-- Dataset records --
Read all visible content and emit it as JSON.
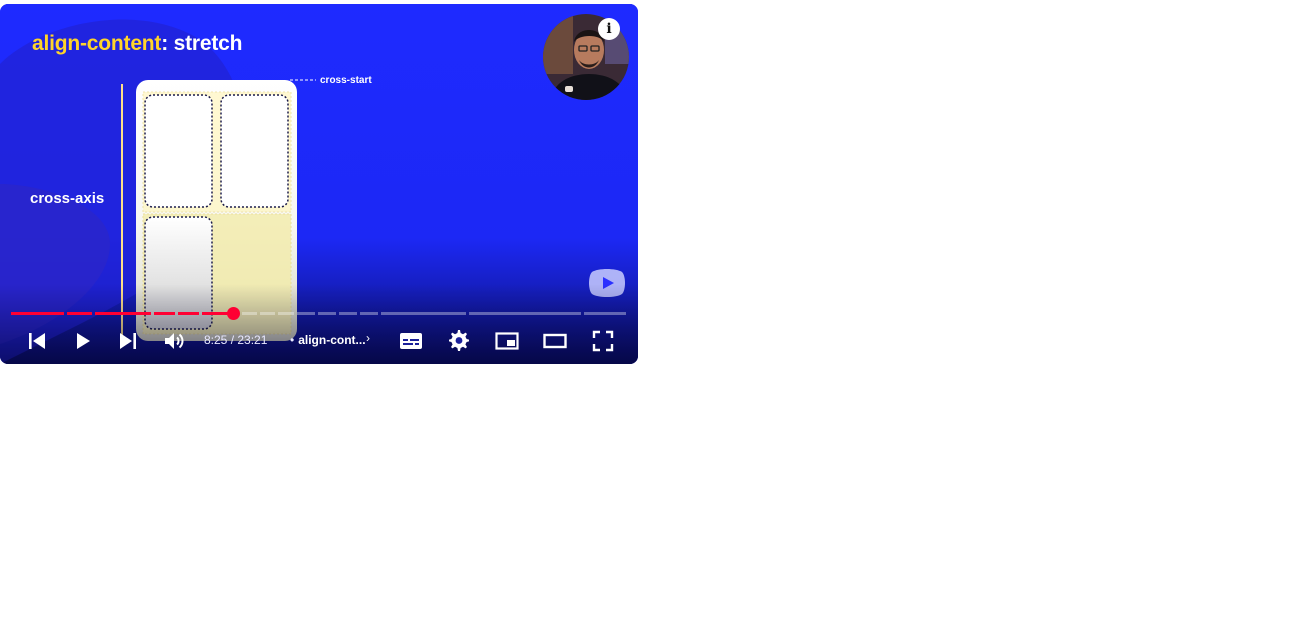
{
  "video": {
    "title_keyword": "align-content",
    "title_value": ": stretch",
    "axis_label": "cross-axis",
    "cross_start_label": "cross-start"
  },
  "overlay": {
    "info_label": "i"
  },
  "player": {
    "time_current": "8:25",
    "time_separator": " / ",
    "time_total": "23:21",
    "chapter_separator": "•",
    "chapter_title": "align-cont...",
    "chapter_chevron": "›",
    "progress_fraction": 0.361,
    "accent_color": "#ff0033",
    "controls": [
      "previous-icon",
      "play-icon",
      "next-icon",
      "volume-icon",
      "subtitles-icon",
      "settings-icon",
      "miniplayer-icon",
      "theater-mode-icon",
      "fullscreen-icon"
    ]
  }
}
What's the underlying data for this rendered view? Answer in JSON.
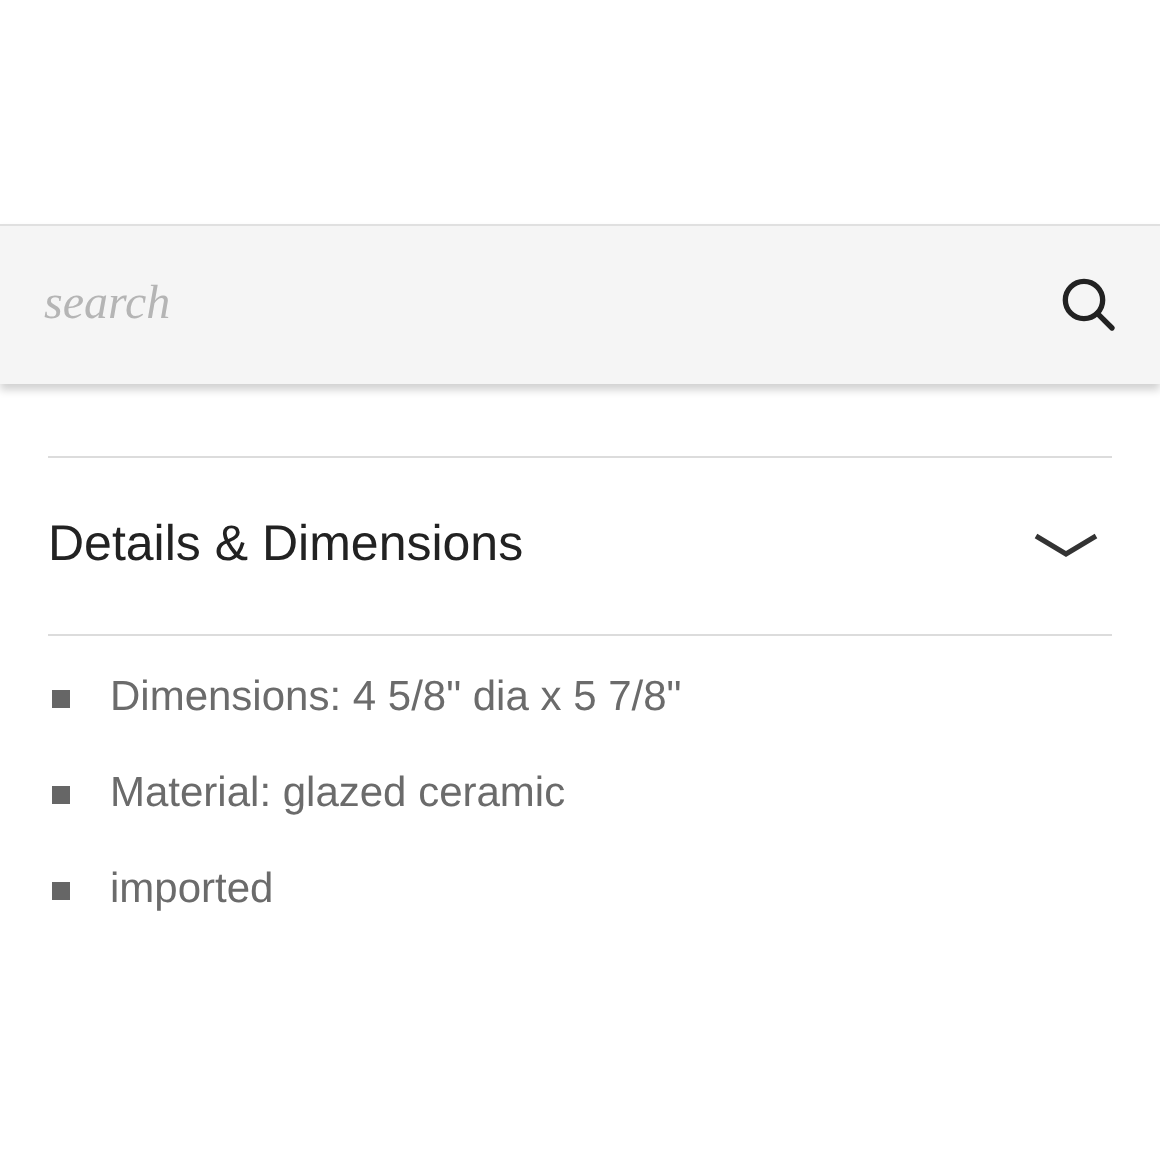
{
  "search": {
    "placeholder": "search"
  },
  "section": {
    "title": "Details & Dimensions",
    "expanded": true,
    "items": [
      "Dimensions: 4 5/8\" dia x 5 7/8\"",
      "Material: glazed ceramic",
      "imported"
    ]
  }
}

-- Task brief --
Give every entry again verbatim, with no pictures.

-- Solution below --
Read all visible content and emit it as JSON.
{
  "video": {
    "title_keyword": "align-content",
    "title_value": ": stretch",
    "axis_label": "cross-axis",
    "cross_start_label": "cross-start"
  },
  "overlay": {
    "info_label": "i"
  },
  "player": {
    "time_current": "8:25",
    "time_separator": " / ",
    "time_total": "23:21",
    "chapter_separator": "•",
    "chapter_title": "align-cont...",
    "chapter_chevron": "›",
    "progress_fraction": 0.361,
    "accent_color": "#ff0033",
    "controls": [
      "previous-icon",
      "play-icon",
      "next-icon",
      "volume-icon",
      "subtitles-icon",
      "settings-icon",
      "miniplayer-icon",
      "theater-mode-icon",
      "fullscreen-icon"
    ]
  }
}
What's the underlying data for this rendered view? Answer in JSON.
{
  "search": {
    "placeholder": "search"
  },
  "section": {
    "title": "Details & Dimensions",
    "expanded": true,
    "items": [
      "Dimensions: 4 5/8\" dia x 5 7/8\"",
      "Material: glazed ceramic",
      "imported"
    ]
  }
}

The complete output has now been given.